Less than 20 percent of Georgia hospitals earned an “A” grade on patient safety in the latest ratings from the Leapfrog Group.
The 17.6 percent figure put Georgia in 40th place among states ranked on percentages of top-safety hospitals.
The ratings from Leapfrog, a patient safety organization founded by employers, are issued semi-annually, in fall and spring. In the latest fall survey, Georgia came in 36th among states in the overall percentage of top-performing hospitals.
The Leapfrog Group’s rankings are part of the push to analyze and report publicly on the comparative quality of medical care.
Leapfrog gives “A” through “F” grades to more than 2,600 hospitals based on how they prevent medical errors, injuries, accidents and infections. Not all hospitals are graded: Critical access hospitals and pediatric facilities are excluded because of insufficient data.
East Georgia Regional Medical Center was the only hospital rated in the immediate area and received a “C” grade. In Savannah, Memorial University Medical Center, Candler Hospital and St. Joseph’s Hospital all earned “C” grades.
Leapfrog said that since the ratings began in 2012, there have been significant strides in improving patient safety, such as a 21 percent decline in medical conditions acquired in hospitals; increased use and improved function of computerized systems through which doctors order care; and millions of cases in which potential harm to patients was averted.
Still, safety problems, including patient injuries, accidents and infections, continue to occur regularly in hospitals. More than 1,000 people a day are estimated to die from preventable errors, making this the third-leading cause of death in America.
“When we launched the Leapfrog Hospital Safety Grade in 2012, our goal was to alert consumers to the hazards involved in a hospital stay and help them choose the safest option. We also hoped to galvanize hospitals to make safety the first priority day in and day out,” Leah Binder, president and CEO of Leapfrog, said in a statement.
”So far, we’ve been pleased with the increase in public awareness and hospitals’ commitment to solving this terrible problem. But we need to accelerate the pace of change, because too many people are still getting harmed or killed.”
The five states with the highest percentage of “A” hospitals this spring were Maine, Hawaii, Oregon, Wisconsin and Idaho. The bottom five were Nevada, Alaska, Delaware, the District of Columbia, and North Dakota.
The 13 hospitals earning an “A’’ in Georgia included three Piedmont Healthcare facilities, four HCA hospitals, and two operated by WellStar Health System.
One Georgia hospital has received straight “A’s” since the ratings began in 2012: Gordon Hospital in Calhoun.
No Georgia hospital got an “F” grade.
Leapfrog, in compiling the grades, used publicly available data from the federal Centers for Medicare & Medicaid Services (CMS), the Leapfrog Hospital Survey, the Agency for Healthcare Research and Quality (AHRQ), the Centers for Disease Control and Prevention (CDC), and the American Hospital Association’s Annual Survey and Health Information Technology Supplement.

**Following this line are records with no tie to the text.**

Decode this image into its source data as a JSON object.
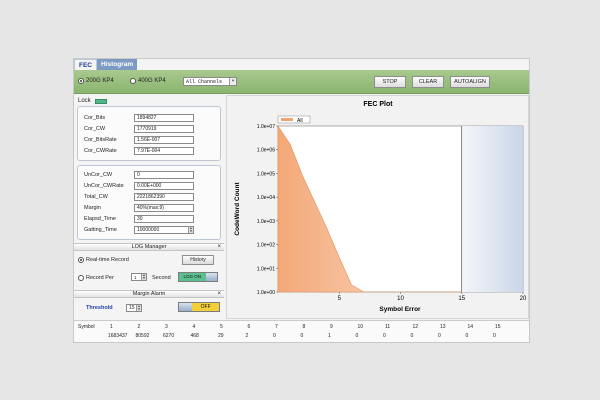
{
  "tabs": [
    {
      "label": "FEC"
    },
    {
      "label": "Histogram"
    }
  ],
  "toolbar": {
    "radio_200g": "200G KP4",
    "radio_400g": "400G KP4",
    "channel_select": "All Channels",
    "stop_label": "STOP",
    "clear_label": "CLEAR",
    "autoalign_label": "AUTOALIGN"
  },
  "lock": {
    "label": "Lock",
    "led_color": "#4fb78a"
  },
  "correctable": {
    "rows": [
      {
        "label": "Cor_Bits",
        "value": "1894827"
      },
      {
        "label": "Cor_CW",
        "value": "1770919"
      },
      {
        "label": "Cor_BitsRate",
        "value": "1.56E-007"
      },
      {
        "label": "Cor_CWRate",
        "value": "7.97E-004"
      }
    ]
  },
  "uncorrectable": {
    "rows": [
      {
        "label": "UnCor_CW",
        "value": "0"
      },
      {
        "label": "UnCor_CWRate",
        "value": "0.00E+000"
      },
      {
        "label": "Total_CW",
        "value": "2221862390"
      },
      {
        "label": "Margin",
        "value": "40%(max:9)"
      },
      {
        "label": "Elapsd_Time",
        "value": "30"
      },
      {
        "label": "Gatting_Time",
        "value": "10000000"
      }
    ]
  },
  "log_manager": {
    "title": "LOG Manager",
    "close": "×",
    "realtime_label": "Real-time Record",
    "history_label": "History",
    "record_per_label": "Record Per",
    "record_per_value": "1",
    "second_label": "Second",
    "log_on_label": "LOG ON"
  },
  "margin_alarm": {
    "title": "Margin Alarm",
    "close": "×",
    "threshold_label": "Threshold",
    "threshold_value": "15",
    "toggle_label": "OFF"
  },
  "chart_data": {
    "type": "area",
    "title": "FEC Plot",
    "xlabel": "Symbol Error",
    "ylabel": "CodeWord Count",
    "legend": [
      "All"
    ],
    "legend_position": "top-left",
    "x_ticks": [
      "5",
      "10",
      "15",
      "20"
    ],
    "y_ticks": [
      "1.0e+00",
      "1.0e+01",
      "1.0e+02",
      "1.0e+03",
      "1.0e+04",
      "1.0e+05",
      "1.0e+06",
      "1.0e+07"
    ],
    "xlim": [
      0,
      20
    ],
    "ylim_log10": [
      0,
      7
    ],
    "marker_x": 15,
    "series": [
      {
        "name": "All",
        "color": "#f0a46e",
        "x": [
          0,
          1,
          2,
          3,
          4,
          5,
          6,
          7,
          8,
          9,
          10,
          11,
          12,
          13,
          14,
          15
        ],
        "y": [
          2221862390,
          1683437,
          80592,
          6270,
          468,
          29,
          2,
          0,
          0,
          0,
          0,
          0,
          0,
          0,
          0,
          0
        ]
      }
    ]
  },
  "symbol_table": {
    "header": "Symbol",
    "columns": [
      "1",
      "2",
      "3",
      "4",
      "5",
      "6",
      "7",
      "8",
      "9",
      "10",
      "11",
      "12",
      "13",
      "14",
      "15"
    ],
    "values": [
      "1683437",
      "80592",
      "6270",
      "468",
      "29",
      "2",
      "0",
      "0",
      "1",
      "0",
      "0",
      "0",
      "0",
      "0",
      "0"
    ]
  }
}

Earl Rogers, the president of the Georgia Hospital Association, said in a statement Wednesday that his organization “applauds the tremendous effort from Georgia hospitals and health care providers to improve patient safety and quality of care and provide meaningful information about quality for their communities.”
“We encourage health care consumers to research hospital quality and patient safety information,” Rogers said. “In so doing, it is important to note hospitals can perform well in one ranking and score poorly in another because different ranking organizations use different quality measures, performance data and methodologies to calculate scores.
The Leapfrog Hospital Safety Grade is one of several rankings patients can consider when selecting a hospital, Rogers said. “When choosing a health care provider, we encourage patients and families to use all available ranking tools as well as talking with friends and family and consulting with doctors, nurses and other practitioners.”
Beth Stephens of consumer advocacy organization Georgia Watch said that her group has encouraged hospitals in Georgia “to make patient safety a top priority and to promote awareness among consumers that information is out there to help them make health care decisions,”
“We appreciate the hospitals that voluntarily participate every year in the Leapfrog Hospital Survey to provide transparent information about their safety practices and outcomes to consumers,” Stephens said. “It was disappointing to see that only 13 out of the 74 hospitals in Georgia rated by the Leapfrog Group received an “A” grade.”
She said six out of 21 hospitals in the metro Atlanta region received a “B” in the Spring 2017 grades, but none scored an “A.” “However, we applaud Eastside Medical Center, Emory University Hospital and Northside Hospital for their improvements from a “C” grade in Fall 2016 to a “B” in the most recent ratings.”